Description of the task: Return only those lines of the records below in which "object" appears.

◆ ◆ ◆ ◆ ◆

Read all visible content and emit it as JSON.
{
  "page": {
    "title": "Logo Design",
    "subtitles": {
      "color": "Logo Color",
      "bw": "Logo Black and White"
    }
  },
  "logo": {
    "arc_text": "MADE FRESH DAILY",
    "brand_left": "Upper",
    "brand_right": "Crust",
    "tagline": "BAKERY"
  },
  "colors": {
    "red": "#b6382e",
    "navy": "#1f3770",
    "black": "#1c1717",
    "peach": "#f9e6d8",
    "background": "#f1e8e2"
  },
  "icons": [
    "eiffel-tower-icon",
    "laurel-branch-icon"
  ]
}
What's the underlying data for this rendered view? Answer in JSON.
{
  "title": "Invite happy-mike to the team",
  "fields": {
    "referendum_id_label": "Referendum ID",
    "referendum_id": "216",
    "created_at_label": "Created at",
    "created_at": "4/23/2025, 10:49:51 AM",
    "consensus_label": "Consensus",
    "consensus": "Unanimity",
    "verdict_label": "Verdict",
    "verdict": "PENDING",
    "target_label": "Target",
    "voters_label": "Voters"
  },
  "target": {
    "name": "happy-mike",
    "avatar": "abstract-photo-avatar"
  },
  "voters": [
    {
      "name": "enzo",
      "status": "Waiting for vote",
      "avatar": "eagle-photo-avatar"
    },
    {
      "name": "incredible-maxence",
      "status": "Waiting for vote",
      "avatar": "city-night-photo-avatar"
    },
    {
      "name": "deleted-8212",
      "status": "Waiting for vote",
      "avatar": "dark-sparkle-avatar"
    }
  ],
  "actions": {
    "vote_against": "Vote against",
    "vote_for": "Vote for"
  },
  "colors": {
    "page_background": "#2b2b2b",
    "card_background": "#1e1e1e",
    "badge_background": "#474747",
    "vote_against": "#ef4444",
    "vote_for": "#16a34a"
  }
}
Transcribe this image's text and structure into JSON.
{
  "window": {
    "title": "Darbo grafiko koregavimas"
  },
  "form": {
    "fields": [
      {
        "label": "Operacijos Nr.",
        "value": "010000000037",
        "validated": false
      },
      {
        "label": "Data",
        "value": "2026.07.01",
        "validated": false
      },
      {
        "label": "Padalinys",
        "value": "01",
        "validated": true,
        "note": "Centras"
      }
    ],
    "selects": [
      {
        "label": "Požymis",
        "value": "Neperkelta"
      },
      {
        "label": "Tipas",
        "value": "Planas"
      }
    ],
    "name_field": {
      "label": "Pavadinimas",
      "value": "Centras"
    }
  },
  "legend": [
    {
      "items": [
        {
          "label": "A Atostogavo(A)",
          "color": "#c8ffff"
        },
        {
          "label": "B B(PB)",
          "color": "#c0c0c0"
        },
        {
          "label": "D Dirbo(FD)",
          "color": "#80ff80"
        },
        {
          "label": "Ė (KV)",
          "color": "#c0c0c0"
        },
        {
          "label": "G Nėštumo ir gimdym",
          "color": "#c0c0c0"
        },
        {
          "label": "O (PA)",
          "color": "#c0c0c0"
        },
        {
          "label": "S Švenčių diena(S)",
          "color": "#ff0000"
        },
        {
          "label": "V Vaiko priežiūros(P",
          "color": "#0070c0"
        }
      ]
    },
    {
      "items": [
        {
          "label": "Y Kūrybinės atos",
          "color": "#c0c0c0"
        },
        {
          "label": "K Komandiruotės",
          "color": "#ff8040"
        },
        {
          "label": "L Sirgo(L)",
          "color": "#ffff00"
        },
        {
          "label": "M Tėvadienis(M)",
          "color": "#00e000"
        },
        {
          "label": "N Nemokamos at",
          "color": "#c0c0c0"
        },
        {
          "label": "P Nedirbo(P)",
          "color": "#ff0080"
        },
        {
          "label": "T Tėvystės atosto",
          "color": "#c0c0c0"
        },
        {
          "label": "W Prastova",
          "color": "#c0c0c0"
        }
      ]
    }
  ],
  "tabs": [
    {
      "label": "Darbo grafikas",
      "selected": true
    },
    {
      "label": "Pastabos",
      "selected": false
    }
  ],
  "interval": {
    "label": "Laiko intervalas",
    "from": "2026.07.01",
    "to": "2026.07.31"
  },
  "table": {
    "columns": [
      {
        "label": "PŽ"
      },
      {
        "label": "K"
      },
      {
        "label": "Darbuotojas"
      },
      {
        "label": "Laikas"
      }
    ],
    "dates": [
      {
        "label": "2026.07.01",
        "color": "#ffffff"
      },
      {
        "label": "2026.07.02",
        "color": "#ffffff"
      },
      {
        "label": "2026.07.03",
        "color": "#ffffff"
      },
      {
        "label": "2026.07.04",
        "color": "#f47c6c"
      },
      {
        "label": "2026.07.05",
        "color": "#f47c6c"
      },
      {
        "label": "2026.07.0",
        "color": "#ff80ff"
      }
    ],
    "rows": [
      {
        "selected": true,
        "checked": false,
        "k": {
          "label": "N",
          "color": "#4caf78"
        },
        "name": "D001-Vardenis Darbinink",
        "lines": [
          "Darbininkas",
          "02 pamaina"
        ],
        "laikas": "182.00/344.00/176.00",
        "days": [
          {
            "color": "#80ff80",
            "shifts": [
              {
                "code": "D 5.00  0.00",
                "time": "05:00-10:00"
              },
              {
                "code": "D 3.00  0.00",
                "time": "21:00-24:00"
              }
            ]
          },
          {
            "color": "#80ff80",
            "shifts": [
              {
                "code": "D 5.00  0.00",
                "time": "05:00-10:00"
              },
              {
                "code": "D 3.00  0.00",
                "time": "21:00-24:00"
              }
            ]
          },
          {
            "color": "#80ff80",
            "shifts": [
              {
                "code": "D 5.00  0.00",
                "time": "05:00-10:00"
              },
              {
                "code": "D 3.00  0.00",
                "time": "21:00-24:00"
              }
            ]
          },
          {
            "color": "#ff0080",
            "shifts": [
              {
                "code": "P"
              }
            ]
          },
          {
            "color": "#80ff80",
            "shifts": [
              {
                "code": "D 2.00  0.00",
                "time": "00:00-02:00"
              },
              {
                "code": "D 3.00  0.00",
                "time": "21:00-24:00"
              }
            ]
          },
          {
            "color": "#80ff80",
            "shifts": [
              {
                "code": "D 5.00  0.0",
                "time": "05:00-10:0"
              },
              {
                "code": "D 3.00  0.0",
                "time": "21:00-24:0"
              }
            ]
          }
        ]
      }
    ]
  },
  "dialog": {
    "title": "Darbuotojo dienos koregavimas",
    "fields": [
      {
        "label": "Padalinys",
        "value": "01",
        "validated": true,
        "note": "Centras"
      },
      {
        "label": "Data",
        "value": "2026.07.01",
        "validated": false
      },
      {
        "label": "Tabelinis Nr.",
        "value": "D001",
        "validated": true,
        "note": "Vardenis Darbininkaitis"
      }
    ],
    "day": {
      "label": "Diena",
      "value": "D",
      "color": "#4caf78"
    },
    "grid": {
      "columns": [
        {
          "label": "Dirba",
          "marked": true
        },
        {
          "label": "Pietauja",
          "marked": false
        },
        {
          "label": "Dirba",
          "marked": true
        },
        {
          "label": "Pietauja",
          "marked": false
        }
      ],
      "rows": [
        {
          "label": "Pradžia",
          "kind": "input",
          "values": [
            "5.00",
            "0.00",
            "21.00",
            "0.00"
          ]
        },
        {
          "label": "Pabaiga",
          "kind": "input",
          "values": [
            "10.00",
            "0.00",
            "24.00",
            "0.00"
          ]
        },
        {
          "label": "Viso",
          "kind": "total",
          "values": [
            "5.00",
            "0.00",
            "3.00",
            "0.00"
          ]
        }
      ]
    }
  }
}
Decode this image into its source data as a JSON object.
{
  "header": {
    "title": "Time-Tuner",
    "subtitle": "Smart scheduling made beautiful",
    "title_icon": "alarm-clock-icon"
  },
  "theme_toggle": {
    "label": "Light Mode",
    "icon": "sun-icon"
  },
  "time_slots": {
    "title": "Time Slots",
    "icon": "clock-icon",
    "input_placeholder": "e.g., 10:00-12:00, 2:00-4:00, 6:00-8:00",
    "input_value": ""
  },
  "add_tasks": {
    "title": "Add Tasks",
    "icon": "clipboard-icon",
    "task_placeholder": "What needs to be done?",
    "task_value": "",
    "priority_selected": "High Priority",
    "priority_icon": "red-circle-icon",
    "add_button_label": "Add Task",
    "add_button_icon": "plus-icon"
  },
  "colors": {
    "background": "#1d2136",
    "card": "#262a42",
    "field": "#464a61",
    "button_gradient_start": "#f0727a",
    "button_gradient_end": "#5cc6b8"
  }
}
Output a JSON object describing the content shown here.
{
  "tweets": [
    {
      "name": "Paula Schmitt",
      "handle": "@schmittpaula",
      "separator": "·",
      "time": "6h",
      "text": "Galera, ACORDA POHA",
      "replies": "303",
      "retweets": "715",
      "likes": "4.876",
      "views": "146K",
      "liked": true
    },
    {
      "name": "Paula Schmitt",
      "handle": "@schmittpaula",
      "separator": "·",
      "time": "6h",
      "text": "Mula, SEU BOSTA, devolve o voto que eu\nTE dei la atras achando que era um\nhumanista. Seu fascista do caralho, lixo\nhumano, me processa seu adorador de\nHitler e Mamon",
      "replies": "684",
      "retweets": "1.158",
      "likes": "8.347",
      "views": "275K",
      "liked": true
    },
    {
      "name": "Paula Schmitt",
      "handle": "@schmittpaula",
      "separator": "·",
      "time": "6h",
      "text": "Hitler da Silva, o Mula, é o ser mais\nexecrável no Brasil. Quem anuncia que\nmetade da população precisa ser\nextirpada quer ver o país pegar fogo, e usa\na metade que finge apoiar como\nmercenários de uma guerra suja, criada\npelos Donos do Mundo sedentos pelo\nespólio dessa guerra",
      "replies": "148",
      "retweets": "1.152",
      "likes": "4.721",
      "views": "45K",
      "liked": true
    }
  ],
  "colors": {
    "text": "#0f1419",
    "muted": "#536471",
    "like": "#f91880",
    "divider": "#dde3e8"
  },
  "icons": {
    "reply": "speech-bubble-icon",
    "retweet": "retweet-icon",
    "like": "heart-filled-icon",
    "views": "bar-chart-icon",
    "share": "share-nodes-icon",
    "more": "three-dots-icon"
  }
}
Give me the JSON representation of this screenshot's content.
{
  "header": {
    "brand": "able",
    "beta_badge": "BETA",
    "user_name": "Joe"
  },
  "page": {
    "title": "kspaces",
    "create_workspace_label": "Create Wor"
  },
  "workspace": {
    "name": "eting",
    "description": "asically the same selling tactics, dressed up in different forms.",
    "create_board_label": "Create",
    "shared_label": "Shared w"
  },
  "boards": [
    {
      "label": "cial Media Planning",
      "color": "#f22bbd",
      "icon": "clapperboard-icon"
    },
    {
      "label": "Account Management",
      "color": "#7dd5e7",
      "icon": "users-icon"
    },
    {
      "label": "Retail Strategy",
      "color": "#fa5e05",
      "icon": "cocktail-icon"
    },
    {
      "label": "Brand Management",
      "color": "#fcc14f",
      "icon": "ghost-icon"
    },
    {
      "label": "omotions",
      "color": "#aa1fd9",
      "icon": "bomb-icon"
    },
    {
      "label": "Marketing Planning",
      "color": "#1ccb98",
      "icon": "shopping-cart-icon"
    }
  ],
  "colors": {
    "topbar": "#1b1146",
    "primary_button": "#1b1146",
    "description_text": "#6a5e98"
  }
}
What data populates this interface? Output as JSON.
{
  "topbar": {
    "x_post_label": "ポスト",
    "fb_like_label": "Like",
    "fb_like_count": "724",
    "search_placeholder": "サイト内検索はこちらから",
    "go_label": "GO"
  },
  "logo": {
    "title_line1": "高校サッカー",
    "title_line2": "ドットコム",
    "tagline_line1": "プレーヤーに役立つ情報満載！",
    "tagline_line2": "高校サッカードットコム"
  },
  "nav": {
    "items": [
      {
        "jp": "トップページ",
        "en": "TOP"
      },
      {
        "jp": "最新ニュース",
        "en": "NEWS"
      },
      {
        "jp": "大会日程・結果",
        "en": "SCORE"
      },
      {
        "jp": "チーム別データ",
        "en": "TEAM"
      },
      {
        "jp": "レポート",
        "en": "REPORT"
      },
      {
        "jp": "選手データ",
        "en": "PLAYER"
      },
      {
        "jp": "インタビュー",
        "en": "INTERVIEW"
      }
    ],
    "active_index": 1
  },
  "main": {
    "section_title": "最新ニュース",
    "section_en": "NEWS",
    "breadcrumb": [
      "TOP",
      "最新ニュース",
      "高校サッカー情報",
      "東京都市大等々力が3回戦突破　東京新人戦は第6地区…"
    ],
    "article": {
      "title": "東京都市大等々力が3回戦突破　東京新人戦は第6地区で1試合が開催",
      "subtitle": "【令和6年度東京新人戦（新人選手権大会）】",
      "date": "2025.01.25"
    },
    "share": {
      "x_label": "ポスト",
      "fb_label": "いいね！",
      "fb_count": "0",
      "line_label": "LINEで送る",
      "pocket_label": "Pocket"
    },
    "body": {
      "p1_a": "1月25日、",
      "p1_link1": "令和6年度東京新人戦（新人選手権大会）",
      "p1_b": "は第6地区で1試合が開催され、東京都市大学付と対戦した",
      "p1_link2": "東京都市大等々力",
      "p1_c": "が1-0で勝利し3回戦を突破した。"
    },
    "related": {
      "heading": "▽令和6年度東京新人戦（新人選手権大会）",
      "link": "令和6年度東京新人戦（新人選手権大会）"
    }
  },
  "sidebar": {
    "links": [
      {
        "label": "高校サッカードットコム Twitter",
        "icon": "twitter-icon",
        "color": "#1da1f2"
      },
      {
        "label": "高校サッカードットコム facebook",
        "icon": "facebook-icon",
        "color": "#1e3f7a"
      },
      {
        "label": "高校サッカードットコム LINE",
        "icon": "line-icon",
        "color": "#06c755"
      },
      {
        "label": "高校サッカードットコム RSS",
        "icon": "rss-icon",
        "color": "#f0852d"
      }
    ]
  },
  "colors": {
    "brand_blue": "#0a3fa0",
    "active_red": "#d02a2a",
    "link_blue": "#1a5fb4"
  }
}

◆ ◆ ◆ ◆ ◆

Response:
Decode this image into its source data as a JSON object.
Output a JSON object describing the content shown here.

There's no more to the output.